By Lucy Sharples, Sheffield Institute of Translational Neuroscience (SITraN), University of Sheffield
The 1st of July 2016 marked yet another successful Open day at the Sheffield Institute of Translational Neuroscience (SITraN), University of Sheffield. The main research focus at this world-leading centre of neuroscience is motor neurone disease, Parkinson’s disease and Alzheimer’s disease.
As a new PhD student here, I participated in a fantastic opportunity to reveal the behind the scenes of laboratory research to the general public including patients and carers. After a selection of talks about ongoing projects and recent discoveries, the guests were taken round the labs on a series of workstations to gain some hands on experience.
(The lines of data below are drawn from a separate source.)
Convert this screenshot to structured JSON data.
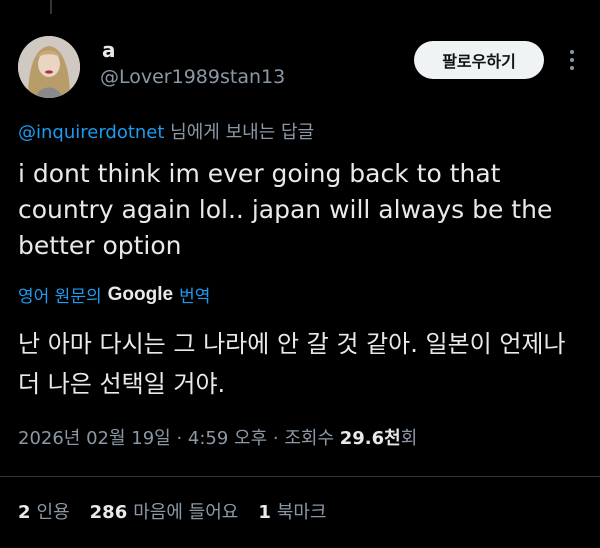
{
  "author": {
    "display_name": "a",
    "handle": "@Lover1989stan13"
  },
  "follow_label": "팔로우하기",
  "reply": {
    "mention": "@inquirerdotnet",
    "suffix": " 님에게 보내는 답글"
  },
  "tweet_text": "i dont think im ever going back to that country again lol.. japan will always be the better option",
  "translation": {
    "prefix": "영어 원문의",
    "provider": "Google",
    "suffix": "번역",
    "text": "난 아마 다시는 그 나라에 안 갈 것 같아. 일본이 언제나 더 나은 선택일 거야."
  },
  "meta": {
    "date_time": "2026년 02월 19일 · 4:59 오후 · 조회수 ",
    "views": "29.6천",
    "views_suffix": "회"
  },
  "stats": {
    "quotes_count": "2",
    "quotes_label": "인용",
    "likes_count": "286",
    "likes_label": "마음에 들어요",
    "bookmarks_count": "1",
    "bookmarks_label": "북마크"
  },
  "colors": {
    "background": "#000000",
    "text": "#e7e9ea",
    "secondary": "#8b98a5",
    "accent": "#1d9bf0"
  }
}
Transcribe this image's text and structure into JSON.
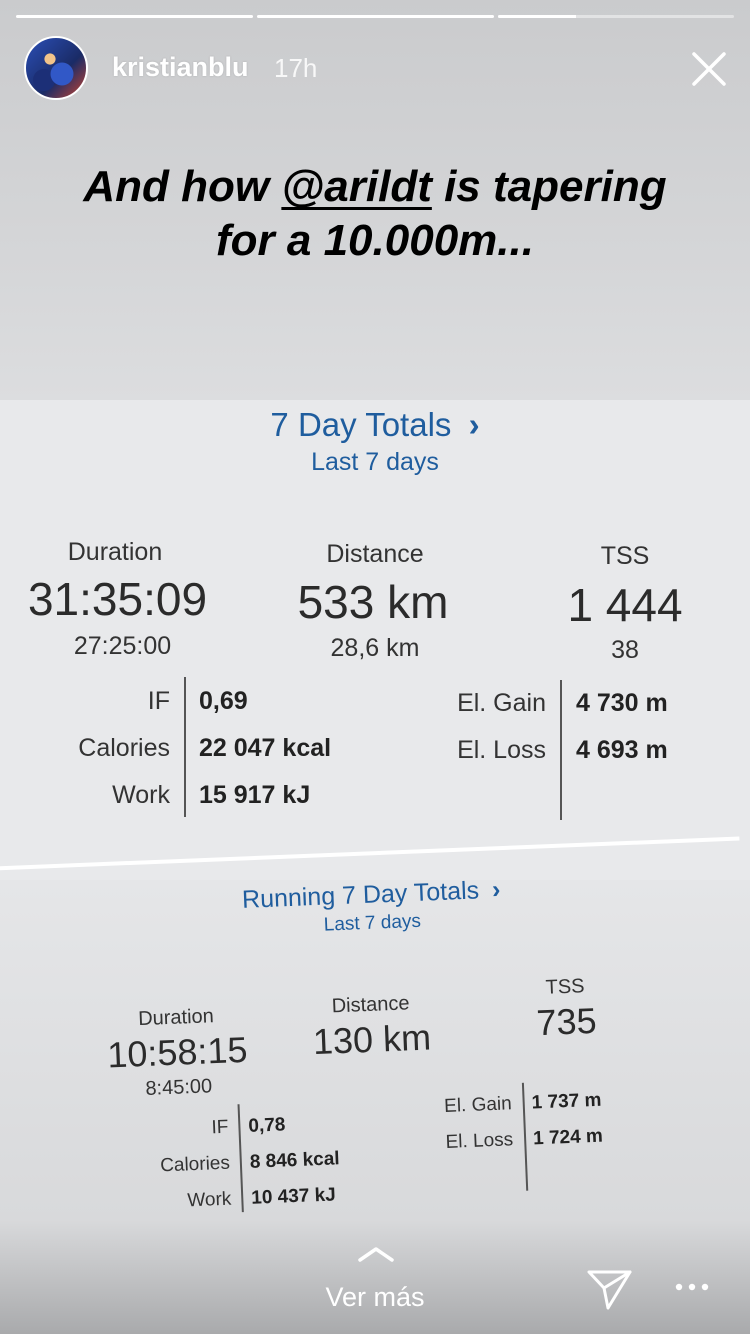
{
  "progress": [
    1.0,
    1.0,
    0.33
  ],
  "header": {
    "username": "kristianblu",
    "timestamp": "17h"
  },
  "caption": {
    "before": "And how ",
    "mention": "@arildt",
    "after": " is tapering for a 10.000m..."
  },
  "totals": {
    "title": "7 Day Totals",
    "chevron": "›",
    "subtitle": "Last 7 days",
    "duration": {
      "label": "Duration",
      "value": "31:35:09",
      "sub": "27:25:00"
    },
    "distance": {
      "label": "Distance",
      "value": "533 km",
      "sub": "28,6 km"
    },
    "tss": {
      "label": "TSS",
      "value": "1 444",
      "sub": "38"
    },
    "if": {
      "label": "IF",
      "value": "0,69"
    },
    "calories": {
      "label": "Calories",
      "value": "22 047 kcal"
    },
    "work": {
      "label": "Work",
      "value": "15 917 kJ"
    },
    "el_gain": {
      "label": "El. Gain",
      "value": "4 730 m"
    },
    "el_loss": {
      "label": "El. Loss",
      "value": "4 693 m"
    }
  },
  "running": {
    "title": "Running 7 Day Totals",
    "chevron": "›",
    "subtitle": "Last 7 days",
    "duration": {
      "label": "Duration",
      "value": "10:58:15",
      "sub": "8:45:00"
    },
    "distance": {
      "label": "Distance",
      "value": "130 km"
    },
    "tss": {
      "label": "TSS",
      "value": "735"
    },
    "if": {
      "label": "IF",
      "value": "0,78"
    },
    "calories": {
      "label": "Calories",
      "value": "8 846 kcal"
    },
    "work": {
      "label": "Work",
      "value": "10 437 kJ"
    },
    "el_gain": {
      "label": "El. Gain",
      "value": "1 737 m"
    },
    "el_loss": {
      "label": "El. Loss",
      "value": "1 724 m"
    }
  },
  "footer": {
    "ver_mas": "Ver más"
  },
  "icons": {
    "close": "close-icon",
    "chevron_up": "chevron-up-icon",
    "send": "paper-plane-icon",
    "more": "more-dots-icon"
  },
  "colors": {
    "link_blue": "#1f5d9e",
    "text_dark": "#2b2b2b"
  }
}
My workstation was based in Janine Kirby’s lab (holding the strawberry below) and our aim was to demystify and visualise DNA. In a very messy, yet simple experiment we used a single strawberry, detergent, salt, water, ethanol and some kitchen roll to lyse the fruit’s cell walls and precipitate the DNA. After this process, we obtained a long string of sticky DNA on the end of a cocktail stick.
The second part of the experiment involved visualizing different DNA products under ultra-violet light from polymerase chain reactions (PCR) using an electrophoresis kit (funded by the Biochemical Society).
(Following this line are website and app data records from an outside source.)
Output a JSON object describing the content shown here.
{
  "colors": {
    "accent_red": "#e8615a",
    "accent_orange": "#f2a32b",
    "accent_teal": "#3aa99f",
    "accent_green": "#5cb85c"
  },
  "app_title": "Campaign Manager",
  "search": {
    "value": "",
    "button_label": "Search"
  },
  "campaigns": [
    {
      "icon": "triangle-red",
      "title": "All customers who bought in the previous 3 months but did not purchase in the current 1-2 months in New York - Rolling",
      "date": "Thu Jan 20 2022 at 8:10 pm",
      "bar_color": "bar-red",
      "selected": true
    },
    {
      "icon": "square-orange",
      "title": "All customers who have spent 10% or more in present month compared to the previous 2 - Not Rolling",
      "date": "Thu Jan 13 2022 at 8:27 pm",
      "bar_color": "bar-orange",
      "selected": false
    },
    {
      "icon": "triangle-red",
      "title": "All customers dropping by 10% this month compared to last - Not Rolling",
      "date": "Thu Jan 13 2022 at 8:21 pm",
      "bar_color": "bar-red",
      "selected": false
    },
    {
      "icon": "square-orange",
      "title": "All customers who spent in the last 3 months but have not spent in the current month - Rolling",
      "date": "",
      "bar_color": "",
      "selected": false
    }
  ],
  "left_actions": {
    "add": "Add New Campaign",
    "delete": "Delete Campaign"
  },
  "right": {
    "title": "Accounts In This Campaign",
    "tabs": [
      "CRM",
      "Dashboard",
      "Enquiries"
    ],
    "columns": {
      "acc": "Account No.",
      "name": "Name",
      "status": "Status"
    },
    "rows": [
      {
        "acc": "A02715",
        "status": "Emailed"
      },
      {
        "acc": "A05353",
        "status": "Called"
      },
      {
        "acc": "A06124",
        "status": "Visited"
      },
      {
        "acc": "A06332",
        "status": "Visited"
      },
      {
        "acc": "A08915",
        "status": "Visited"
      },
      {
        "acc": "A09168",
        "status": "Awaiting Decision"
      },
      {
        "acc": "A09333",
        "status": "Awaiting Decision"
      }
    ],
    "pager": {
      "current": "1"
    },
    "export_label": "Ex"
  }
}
DNA samples were loaded into agarose gel wells bathed in a buffer solution. By passing an electric current through the unit, the DNA travelled down the gel. DNA is negatively charged, in the same way that the positive end of a magnet attracts the negative end of another magnet, the DNA migrates towards the positively charged electrode of the unit.
The distance travelled by the bands depends on the size of the DNA strand with the bigger pieces of DNA staying towards the top of the gel and the smaller pieces of DNA making their way further down the gel.
Gel electrophoresis usually requires ethidium bromide, which is carcinogenic. For this reason, this common laboratory technique cannot be demonstrated during public engagement events due to health and safety risks. However, our special electrophoresis unit uses a green DNA dye and a special illuminator, allowing the spectators to easily see the results, while eliminating the need for the use of any dangerous chemicals.
This event is just the beginning for this equipment, we have many school visits planned, public outreach activities and many more open days booked in the calendar.
Jodie Stephenson, Alejandro Lorente Pons and Lucy Sharples received a Biochemical Society Outreach Grant to fund the acquisition of the ethidium bromide-free gel electrophoresis unit. To apply for the current round of Scientific Outreach Grants please see the Biochemical Society Grants page for more details. The deadline for the current round is 23 September 2016.